The next day, my family and I got up at the break of dawn in order to avoid the heavy tram and foot traffic to Narrows Hike. As the name suggests, the trail follows a narrow canyon through a low, quick-flowing river. We traveled the first stretch as a whole, stepping slowly on the rocky riverbed and stopping constantly for picture opportunities.  However, when my aunts, uncles, and mom stopped for a lunch break, my cousins, my brother and I charged forward to see what lie ahead.

We took the trail up a while and we began to see hand-prints along the walls of the canyon created by the paste-like, red soil only found at this bend of the trail. I climbed onto a rock jutting out of the side of the wall in order to create a lasting print at a higher height than the others, but as I slowly descended back into the river, I failed to realize that the stream had gradually increased in depth. I burst out of the water laughing, and felt so energized that I swam all the way up and down the next bend in the river.

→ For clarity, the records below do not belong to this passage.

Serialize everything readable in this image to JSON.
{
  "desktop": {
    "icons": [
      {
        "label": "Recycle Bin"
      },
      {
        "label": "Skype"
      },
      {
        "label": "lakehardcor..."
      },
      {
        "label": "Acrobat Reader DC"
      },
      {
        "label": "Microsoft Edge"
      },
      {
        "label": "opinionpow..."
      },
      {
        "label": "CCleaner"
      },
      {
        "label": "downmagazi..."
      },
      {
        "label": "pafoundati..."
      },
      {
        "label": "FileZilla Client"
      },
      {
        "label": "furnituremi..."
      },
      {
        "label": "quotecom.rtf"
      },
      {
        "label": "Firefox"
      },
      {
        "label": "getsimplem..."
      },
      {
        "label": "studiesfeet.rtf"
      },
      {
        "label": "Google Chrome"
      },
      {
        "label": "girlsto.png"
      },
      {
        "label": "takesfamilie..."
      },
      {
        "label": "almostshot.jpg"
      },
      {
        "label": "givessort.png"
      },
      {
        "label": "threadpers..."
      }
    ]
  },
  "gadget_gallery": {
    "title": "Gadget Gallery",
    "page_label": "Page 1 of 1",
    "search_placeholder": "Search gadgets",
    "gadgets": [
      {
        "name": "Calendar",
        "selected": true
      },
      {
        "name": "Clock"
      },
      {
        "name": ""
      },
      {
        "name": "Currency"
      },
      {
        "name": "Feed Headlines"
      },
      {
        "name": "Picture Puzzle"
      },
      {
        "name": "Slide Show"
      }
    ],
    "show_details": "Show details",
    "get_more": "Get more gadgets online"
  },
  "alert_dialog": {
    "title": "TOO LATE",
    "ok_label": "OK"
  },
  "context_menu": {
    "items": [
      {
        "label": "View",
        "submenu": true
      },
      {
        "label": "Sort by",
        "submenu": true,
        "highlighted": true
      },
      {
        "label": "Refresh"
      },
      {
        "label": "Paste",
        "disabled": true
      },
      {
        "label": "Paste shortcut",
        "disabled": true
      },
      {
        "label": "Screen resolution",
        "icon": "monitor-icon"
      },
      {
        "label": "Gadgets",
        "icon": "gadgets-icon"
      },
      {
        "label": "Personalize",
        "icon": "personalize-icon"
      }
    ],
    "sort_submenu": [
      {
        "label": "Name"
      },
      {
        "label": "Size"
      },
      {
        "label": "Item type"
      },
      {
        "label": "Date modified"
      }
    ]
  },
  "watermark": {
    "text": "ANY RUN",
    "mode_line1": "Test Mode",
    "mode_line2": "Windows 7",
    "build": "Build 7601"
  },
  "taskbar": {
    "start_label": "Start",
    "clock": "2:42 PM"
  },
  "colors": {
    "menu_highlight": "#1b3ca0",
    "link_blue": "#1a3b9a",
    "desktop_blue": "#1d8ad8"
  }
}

It was time to walk back, but this time it felt like a breeze. My legs kicked up a new, invigorated pace, and my shoulders no longer felt burdened by my loaded backpack. We got on the tram to ride back to our campsite, and as soon as I got on I closed my eyes. As I opened them to see the magnificent, glistening rock walls, I smiled, because for the first time in a long time, I felt exhausted, but not the slightest bit overwrought.